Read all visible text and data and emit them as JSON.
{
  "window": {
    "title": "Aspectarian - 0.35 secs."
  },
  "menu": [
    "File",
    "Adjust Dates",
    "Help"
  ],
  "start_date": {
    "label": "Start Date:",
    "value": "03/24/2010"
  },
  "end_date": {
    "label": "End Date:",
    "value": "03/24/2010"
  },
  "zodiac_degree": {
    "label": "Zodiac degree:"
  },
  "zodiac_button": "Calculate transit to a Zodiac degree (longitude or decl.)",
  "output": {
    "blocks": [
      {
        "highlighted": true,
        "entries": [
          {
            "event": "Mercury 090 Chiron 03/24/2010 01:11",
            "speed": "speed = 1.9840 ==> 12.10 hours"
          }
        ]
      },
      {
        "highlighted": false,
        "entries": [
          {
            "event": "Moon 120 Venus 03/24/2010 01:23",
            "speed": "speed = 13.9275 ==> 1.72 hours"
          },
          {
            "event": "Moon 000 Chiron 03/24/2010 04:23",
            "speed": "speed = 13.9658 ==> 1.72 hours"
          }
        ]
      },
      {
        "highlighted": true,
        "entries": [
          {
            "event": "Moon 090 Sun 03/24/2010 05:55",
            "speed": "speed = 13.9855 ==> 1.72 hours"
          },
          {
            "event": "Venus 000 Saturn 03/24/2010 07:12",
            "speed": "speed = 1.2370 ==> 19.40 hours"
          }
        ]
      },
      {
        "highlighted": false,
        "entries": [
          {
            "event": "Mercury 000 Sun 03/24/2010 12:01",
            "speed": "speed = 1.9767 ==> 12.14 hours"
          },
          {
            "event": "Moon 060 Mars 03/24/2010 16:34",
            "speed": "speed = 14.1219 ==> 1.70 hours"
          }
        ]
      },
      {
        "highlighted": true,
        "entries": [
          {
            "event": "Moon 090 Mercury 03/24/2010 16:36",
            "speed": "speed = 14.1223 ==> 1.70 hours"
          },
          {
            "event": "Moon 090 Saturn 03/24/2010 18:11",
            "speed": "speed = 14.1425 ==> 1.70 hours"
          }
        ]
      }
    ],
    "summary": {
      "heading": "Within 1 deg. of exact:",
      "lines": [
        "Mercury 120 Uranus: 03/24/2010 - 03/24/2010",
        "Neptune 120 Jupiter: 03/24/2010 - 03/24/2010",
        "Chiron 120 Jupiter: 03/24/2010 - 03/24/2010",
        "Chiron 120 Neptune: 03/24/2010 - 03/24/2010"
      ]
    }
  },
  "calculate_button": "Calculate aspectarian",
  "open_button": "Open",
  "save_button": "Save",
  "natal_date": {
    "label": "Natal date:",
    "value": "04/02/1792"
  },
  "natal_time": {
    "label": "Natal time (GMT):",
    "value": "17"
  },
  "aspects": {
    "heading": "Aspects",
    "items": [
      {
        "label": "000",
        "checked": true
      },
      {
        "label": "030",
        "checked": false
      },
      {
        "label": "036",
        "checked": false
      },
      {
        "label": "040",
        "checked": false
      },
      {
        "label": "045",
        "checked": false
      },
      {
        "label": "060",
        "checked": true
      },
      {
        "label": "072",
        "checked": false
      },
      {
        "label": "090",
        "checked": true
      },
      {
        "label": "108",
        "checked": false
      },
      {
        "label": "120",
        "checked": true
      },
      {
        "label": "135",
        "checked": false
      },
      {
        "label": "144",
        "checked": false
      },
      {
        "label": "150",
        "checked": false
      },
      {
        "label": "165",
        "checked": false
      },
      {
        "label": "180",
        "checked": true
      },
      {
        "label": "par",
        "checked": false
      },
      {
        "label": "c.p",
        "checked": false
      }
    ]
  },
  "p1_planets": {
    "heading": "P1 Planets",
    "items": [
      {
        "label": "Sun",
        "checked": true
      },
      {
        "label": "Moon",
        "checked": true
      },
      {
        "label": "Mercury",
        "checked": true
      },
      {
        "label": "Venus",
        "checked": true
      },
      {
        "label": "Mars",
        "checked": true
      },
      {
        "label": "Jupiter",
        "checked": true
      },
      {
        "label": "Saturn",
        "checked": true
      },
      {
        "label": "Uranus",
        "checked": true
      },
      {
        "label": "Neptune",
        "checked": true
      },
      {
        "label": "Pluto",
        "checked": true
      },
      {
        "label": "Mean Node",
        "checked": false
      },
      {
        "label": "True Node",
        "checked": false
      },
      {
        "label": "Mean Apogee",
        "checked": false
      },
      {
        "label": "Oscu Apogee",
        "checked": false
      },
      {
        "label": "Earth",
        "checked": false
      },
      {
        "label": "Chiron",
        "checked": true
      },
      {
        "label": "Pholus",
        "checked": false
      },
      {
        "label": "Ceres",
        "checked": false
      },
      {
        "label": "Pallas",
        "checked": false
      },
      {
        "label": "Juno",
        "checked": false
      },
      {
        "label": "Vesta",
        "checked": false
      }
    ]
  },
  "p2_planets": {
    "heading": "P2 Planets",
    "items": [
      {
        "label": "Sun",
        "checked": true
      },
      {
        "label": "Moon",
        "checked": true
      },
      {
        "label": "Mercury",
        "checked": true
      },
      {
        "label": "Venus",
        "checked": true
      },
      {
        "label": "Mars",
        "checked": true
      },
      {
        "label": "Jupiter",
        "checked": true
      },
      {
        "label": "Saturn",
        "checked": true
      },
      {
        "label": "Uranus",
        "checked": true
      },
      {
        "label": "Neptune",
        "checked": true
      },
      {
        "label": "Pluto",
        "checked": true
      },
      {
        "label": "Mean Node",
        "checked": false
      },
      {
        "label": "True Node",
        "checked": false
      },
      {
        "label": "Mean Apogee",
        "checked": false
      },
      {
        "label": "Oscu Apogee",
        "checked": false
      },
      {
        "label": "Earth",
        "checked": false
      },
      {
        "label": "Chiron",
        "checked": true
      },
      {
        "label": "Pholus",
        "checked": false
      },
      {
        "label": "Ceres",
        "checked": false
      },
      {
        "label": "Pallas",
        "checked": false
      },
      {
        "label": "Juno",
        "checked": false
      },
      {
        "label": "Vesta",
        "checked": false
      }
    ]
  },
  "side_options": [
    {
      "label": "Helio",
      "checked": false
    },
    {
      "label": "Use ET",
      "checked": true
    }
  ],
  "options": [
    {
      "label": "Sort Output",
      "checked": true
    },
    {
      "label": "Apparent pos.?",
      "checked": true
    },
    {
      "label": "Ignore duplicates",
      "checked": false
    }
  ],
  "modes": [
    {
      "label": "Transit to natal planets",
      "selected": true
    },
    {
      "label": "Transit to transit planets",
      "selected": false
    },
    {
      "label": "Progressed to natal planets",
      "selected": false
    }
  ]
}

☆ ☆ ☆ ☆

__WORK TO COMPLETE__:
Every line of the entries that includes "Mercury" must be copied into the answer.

__EXPECTED ANSWER__:
            "event": "Mercury 090 Chiron 03/24/2010 01:11",
            "event": "Mercury 000 Sun 03/24/2010 12:01",
            "event": "Moon 090 Mercury 03/24/2010 16:36",
        "Mercury 120 Uranus: 03/24/2010 - 03/24/2010",
        "label": "Mercury",
        "label": "Mercury",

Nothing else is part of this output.